The art of department store merchandising has risen to such splendor in the last few years that the consumer can't be expected to appreciate it. Just as modern art and modern music freed themselves from the mere entertainment of people who go to museums or concerts, the department sote has gone beyond the customer.
In the trends set by Bloomingdale's and other avant-garde innovators, the emphasis is on artistic display in which the dry goods are there to be part of a visual effect. Small wonder that no one will come forward and "help" you buy anything. Would you ask Cezanne to help you to an apple?
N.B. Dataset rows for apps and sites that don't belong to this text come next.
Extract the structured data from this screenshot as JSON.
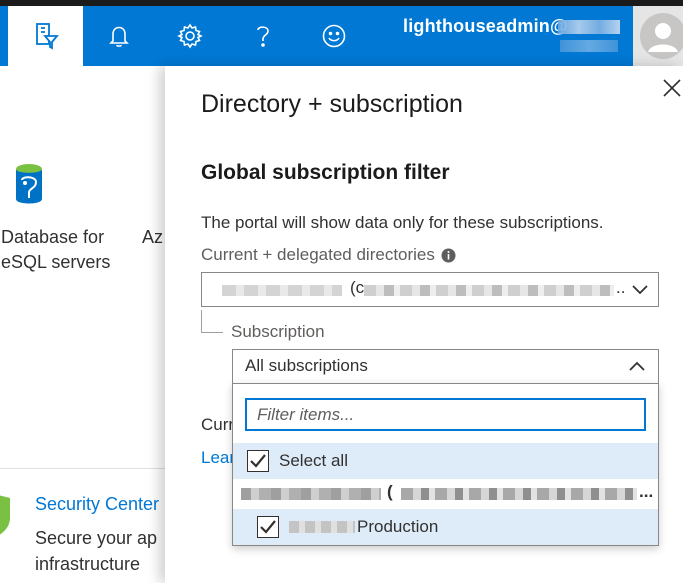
{
  "topbar": {
    "user_label": "lighthouseadmin@",
    "icons": [
      "directory-filter-icon",
      "bell-icon",
      "gear-icon",
      "help-icon",
      "smiley-icon",
      "avatar"
    ]
  },
  "background": {
    "tile1_line1": "Database for",
    "tile1_line2": "eSQL servers",
    "tile2_fragment": "Az",
    "security_title": "Security Center",
    "security_line1": "Secure your ap",
    "security_line2": "infrastructure",
    "current_fragment": "Curr",
    "learn_fragment": "Lear"
  },
  "panel": {
    "title": "Directory + subscription",
    "section_title": "Global subscription filter",
    "description": "The portal will show data only for these subscriptions.",
    "directories_label": "Current + delegated directories",
    "directory_value_paren": "(c",
    "directory_value_ellipsis": "..",
    "subscription_label": "Subscription",
    "subscription_value": "All subscriptions"
  },
  "dropdown": {
    "filter_placeholder": "Filter items...",
    "select_all_label": "Select all",
    "tenant_paren": "(",
    "tenant_ellipsis": "...",
    "production_label": "Production",
    "select_all_checked": true,
    "production_checked": true
  },
  "colors": {
    "accent": "#0078d4",
    "selected_row": "#deecf9",
    "text": "#323130"
  }
}
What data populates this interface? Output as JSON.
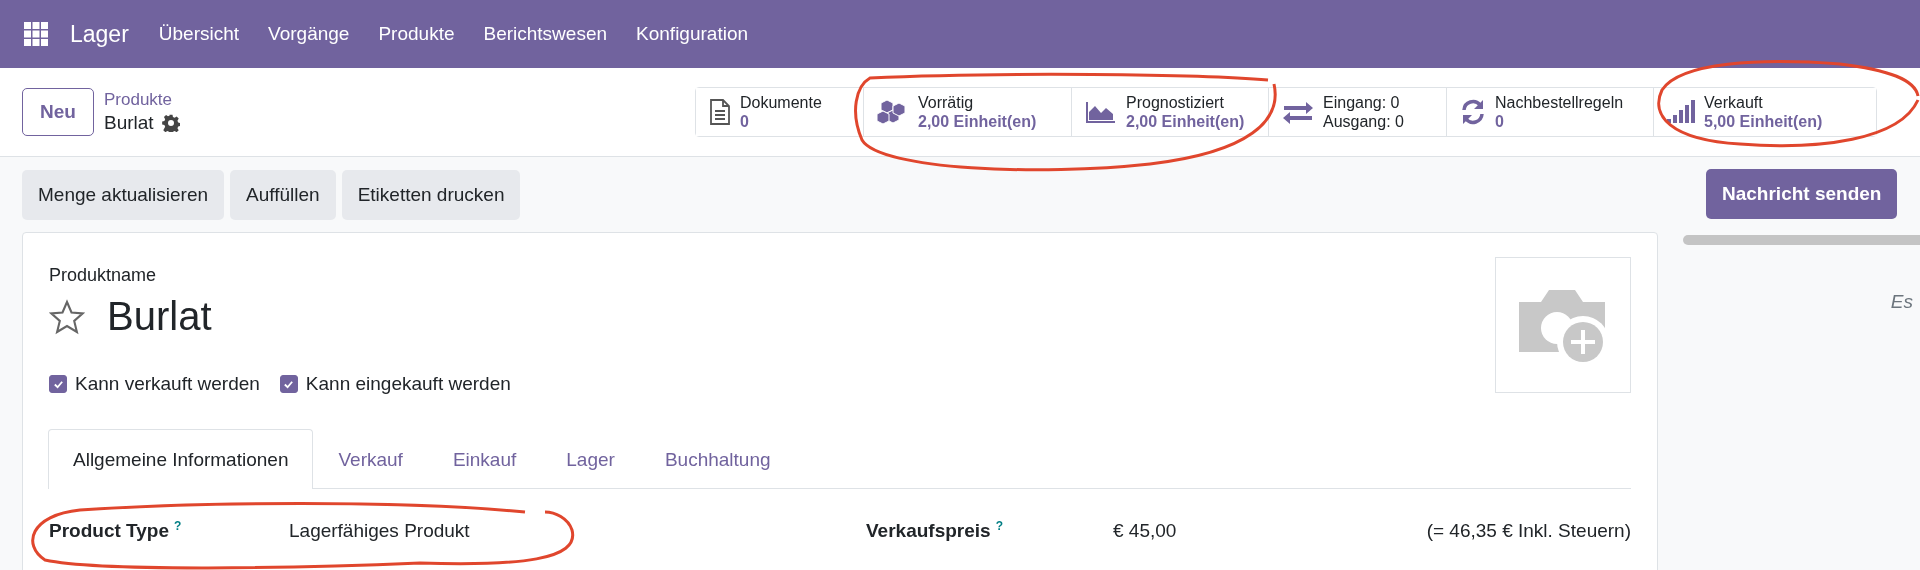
{
  "navbar": {
    "app": "Lager",
    "menu": [
      "Übersicht",
      "Vorgänge",
      "Produkte",
      "Berichtswesen",
      "Konfiguration"
    ]
  },
  "control_panel": {
    "new_button": "Neu",
    "breadcrumb": "Produkte",
    "record": "Burlat"
  },
  "stat_buttons": [
    {
      "kind": "document",
      "label": "Dokumente",
      "value": "0"
    },
    {
      "kind": "cubes",
      "label": "Vorrätig",
      "value": "2,00 Einheit(en)"
    },
    {
      "kind": "area",
      "label": "Prognostiziert",
      "value": "2,00 Einheit(en)"
    },
    {
      "kind": "transfer",
      "label": "Eingang: 0",
      "value": "Ausgang: 0"
    },
    {
      "kind": "refresh",
      "label": "Nachbestellregeln",
      "value": "0"
    },
    {
      "kind": "signal",
      "label": "Verkauft",
      "value": "5,00 Einheit(en)"
    }
  ],
  "actions": [
    "Menge aktualisieren",
    "Auffüllen",
    "Etiketten drucken"
  ],
  "chatter": {
    "send_button": "Nachricht senden",
    "note": "Es"
  },
  "form": {
    "name_label": "Produktname",
    "name": "Burlat",
    "favorite": false,
    "options": [
      {
        "label": "Kann verkauft werden",
        "checked": true
      },
      {
        "label": "Kann eingekauft werden",
        "checked": true
      }
    ],
    "tabs": [
      {
        "label": "Allgemeine Informationen",
        "selected": true
      },
      {
        "label": "Verkauf",
        "selected": false
      },
      {
        "label": "Einkauf",
        "selected": false
      },
      {
        "label": "Lager",
        "selected": false
      },
      {
        "label": "Buchhaltung",
        "selected": false
      }
    ],
    "fields": [
      {
        "label": "Product Type",
        "help": "?",
        "value": "Lagerfähiges Produkt"
      },
      {
        "label": "Verkaufspreis",
        "help": "?",
        "value": "€ 45,00",
        "note": "(= 46,35 € Inkl. Steuern)"
      }
    ]
  }
}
In the reactionary days of store keeping, there used to be departments which bore such names as "Blouses," "Suits" or "Shoes." In them, you could find a blouse, a suit or shoes. Sometimes they also featured people who could sell you blouses, suits or shoes, and occasionally an expert who knew what was there, in the way of blouses, suits or shoes. Subdivision were limited to simple concepts, such as Better Dresses or Worse..
Better Dresses now goes by the swishy title of Place Elegante, the Chandelier Room or the Regency Room. And Worse calls itself Young or Comtemporary something or other. If you're neither elegance nor contemporary, but fall more into, say, Biddies Ready to Go, you're out of luck.
But it's not enough to know your age and price range, in order to discover which of the 15 departments blouses are kept in you want to visit. Just as the museum has its Rembrabdt Room, so the stores have now set up rooms and corners to commemorate particular designers. It's no use saying, "I want to spend about $25 for a T-shirt," unless you can also identify whose name you would like to have spelled out across the bosom. You wouldn't walk into a museum and tell teh socent, "I'd like to see something nice in the way of landscapes."
Another part of the museum experience now featured in department stores is the concept of the Total Environment. Dividing up the merchandise so that you must run from one floor of the store to another to see the same item in different brand names and prices is only part of it. Your really advance store puts in escalators which require a hike from one end of the store to another at each level in order to keep going in the same direction. It also fails to mark its exists clearly, so that if you are lost long enough, you may be willing to negotiate buying your way out of the place.
This, too requires imagination and daring. It's not enough to be aware of trends and developments, but you must be prepared to be ahead of them. Formerly, stores showed merchandise one season ahead, so that you bought your bathing suits during the rainy season, for instance, since no self-repecting emporium would dream of stocking them while it was hot out. Now, however, they are operating two seasons ahead, and fall clothes are now being widely shoen. The hope is that they will go just a bit further so that you could, for instance, but a bathing suit next summer, provided the bathing suit was part of the Summer 1978 Collection, rather than the 1977 one.
But buying is not really the idea. the department store is now a recreational facility, designed to keep you occupied for hours on the merest pretext. But as with any cultural endeavor, it may find itself in financial trouble. Sales must be down since salespeople started going in for curating, rather than taking money.
Perhaps we could keep this valuable resource alive by charging admission or asking donations, as a small return on the pleasure offered pending a day in a department store.
Or some philanthropic person could donate a Shoe Wing.